● **Data for review**
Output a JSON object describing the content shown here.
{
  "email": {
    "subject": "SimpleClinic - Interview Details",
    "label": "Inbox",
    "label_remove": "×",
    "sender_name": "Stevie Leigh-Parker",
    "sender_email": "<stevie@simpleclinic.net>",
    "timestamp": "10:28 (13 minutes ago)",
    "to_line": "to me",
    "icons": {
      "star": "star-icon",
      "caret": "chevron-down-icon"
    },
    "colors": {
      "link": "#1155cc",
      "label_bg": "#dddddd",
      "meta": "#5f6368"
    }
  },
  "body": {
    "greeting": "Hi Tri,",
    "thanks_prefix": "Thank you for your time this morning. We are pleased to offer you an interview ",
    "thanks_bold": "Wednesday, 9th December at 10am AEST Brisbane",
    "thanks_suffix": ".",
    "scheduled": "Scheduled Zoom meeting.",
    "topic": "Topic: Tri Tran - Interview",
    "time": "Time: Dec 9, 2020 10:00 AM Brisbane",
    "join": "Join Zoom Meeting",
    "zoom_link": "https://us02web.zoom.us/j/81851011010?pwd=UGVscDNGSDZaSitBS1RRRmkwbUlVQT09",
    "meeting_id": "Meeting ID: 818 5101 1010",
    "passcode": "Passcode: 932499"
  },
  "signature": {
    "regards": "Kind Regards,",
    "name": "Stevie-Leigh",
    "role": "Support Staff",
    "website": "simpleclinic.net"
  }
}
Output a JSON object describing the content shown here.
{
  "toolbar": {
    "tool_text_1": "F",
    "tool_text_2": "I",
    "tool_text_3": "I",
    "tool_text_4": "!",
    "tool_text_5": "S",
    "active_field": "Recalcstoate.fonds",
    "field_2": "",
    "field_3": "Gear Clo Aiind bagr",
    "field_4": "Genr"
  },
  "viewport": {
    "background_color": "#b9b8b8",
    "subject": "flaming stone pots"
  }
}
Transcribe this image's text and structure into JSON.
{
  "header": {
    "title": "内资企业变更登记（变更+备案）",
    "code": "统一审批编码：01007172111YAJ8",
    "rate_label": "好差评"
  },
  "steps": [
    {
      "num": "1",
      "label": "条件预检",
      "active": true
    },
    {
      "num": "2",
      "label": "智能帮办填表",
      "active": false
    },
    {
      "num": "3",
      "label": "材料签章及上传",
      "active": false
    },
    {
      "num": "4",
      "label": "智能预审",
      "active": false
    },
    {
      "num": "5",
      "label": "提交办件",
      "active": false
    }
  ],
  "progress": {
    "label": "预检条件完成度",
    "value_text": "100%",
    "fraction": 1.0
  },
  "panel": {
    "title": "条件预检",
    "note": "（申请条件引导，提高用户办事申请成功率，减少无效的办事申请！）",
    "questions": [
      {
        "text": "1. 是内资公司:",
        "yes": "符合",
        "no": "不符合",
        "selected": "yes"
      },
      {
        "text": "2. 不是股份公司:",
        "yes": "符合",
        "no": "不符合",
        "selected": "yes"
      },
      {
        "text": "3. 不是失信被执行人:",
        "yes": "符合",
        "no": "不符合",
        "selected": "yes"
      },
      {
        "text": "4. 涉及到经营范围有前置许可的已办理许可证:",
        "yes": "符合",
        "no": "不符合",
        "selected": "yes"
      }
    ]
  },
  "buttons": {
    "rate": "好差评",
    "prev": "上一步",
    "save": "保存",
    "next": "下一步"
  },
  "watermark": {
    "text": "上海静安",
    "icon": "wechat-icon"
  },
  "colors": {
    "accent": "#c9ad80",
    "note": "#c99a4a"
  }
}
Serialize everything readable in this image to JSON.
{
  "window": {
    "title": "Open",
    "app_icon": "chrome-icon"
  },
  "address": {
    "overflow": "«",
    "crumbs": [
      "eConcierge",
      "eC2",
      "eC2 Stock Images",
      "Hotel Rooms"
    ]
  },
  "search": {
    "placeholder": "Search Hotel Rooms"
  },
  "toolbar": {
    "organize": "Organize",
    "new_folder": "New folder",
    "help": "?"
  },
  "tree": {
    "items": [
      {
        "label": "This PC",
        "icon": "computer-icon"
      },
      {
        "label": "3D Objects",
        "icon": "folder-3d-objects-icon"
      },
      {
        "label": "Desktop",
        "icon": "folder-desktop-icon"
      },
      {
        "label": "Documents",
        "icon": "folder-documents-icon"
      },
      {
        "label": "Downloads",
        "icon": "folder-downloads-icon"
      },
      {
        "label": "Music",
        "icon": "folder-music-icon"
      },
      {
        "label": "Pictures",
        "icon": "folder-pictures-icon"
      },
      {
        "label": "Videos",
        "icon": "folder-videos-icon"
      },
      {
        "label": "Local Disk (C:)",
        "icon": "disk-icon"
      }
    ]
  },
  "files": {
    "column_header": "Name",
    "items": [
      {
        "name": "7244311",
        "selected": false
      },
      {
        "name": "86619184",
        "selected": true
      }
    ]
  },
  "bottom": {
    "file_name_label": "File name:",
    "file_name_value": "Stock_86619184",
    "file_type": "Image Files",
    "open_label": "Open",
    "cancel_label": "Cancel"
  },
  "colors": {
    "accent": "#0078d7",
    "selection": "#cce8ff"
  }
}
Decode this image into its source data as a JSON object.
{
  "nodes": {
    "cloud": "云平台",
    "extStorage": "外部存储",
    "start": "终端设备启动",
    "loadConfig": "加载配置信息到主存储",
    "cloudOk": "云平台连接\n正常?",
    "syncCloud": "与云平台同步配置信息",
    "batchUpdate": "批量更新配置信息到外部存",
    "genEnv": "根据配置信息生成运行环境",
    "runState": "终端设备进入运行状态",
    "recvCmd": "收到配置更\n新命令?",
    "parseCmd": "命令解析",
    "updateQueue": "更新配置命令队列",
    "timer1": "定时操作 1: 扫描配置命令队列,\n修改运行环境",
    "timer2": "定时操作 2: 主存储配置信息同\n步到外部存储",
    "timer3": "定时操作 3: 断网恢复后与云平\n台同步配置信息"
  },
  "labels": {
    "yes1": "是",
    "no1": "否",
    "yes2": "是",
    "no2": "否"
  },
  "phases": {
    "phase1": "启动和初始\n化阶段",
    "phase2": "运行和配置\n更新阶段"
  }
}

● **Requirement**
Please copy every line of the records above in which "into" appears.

● **Answer space**
Transcribe this image's text and structure into JSON.
Decode this image into its source data as a JSON object.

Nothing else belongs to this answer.